# Work instructions
Which lines of the entries contain the string "icon"? Copy each of them.

___ Exercise input ___

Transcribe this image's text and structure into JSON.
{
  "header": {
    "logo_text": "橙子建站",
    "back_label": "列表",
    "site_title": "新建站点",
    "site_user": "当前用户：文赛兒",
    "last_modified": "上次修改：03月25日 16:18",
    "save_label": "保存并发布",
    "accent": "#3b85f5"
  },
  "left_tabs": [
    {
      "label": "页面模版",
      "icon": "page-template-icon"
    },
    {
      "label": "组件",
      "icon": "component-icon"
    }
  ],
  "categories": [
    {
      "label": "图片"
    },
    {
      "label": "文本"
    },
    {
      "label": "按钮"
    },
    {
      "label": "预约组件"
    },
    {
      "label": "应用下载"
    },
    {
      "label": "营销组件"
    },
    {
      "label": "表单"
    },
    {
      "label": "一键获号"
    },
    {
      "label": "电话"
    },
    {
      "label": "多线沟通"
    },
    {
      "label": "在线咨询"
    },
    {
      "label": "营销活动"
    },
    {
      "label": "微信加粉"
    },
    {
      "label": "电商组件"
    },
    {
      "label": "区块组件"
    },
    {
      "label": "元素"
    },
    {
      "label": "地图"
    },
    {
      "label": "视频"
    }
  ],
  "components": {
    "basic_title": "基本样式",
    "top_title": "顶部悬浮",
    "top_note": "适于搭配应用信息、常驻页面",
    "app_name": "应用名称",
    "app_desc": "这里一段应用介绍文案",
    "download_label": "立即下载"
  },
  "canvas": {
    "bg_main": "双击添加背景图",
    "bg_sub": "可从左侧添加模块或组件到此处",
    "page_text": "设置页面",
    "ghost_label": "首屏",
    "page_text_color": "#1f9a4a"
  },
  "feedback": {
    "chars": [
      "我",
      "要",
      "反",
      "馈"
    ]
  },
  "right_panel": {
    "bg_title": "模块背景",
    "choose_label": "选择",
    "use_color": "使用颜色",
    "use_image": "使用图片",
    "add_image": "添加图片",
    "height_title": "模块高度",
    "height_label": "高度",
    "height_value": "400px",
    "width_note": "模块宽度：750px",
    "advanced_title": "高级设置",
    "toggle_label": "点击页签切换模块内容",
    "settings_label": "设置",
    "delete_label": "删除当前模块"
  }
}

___

# Completed task
      "icon": "page-template-icon"
      "icon": "component-icon"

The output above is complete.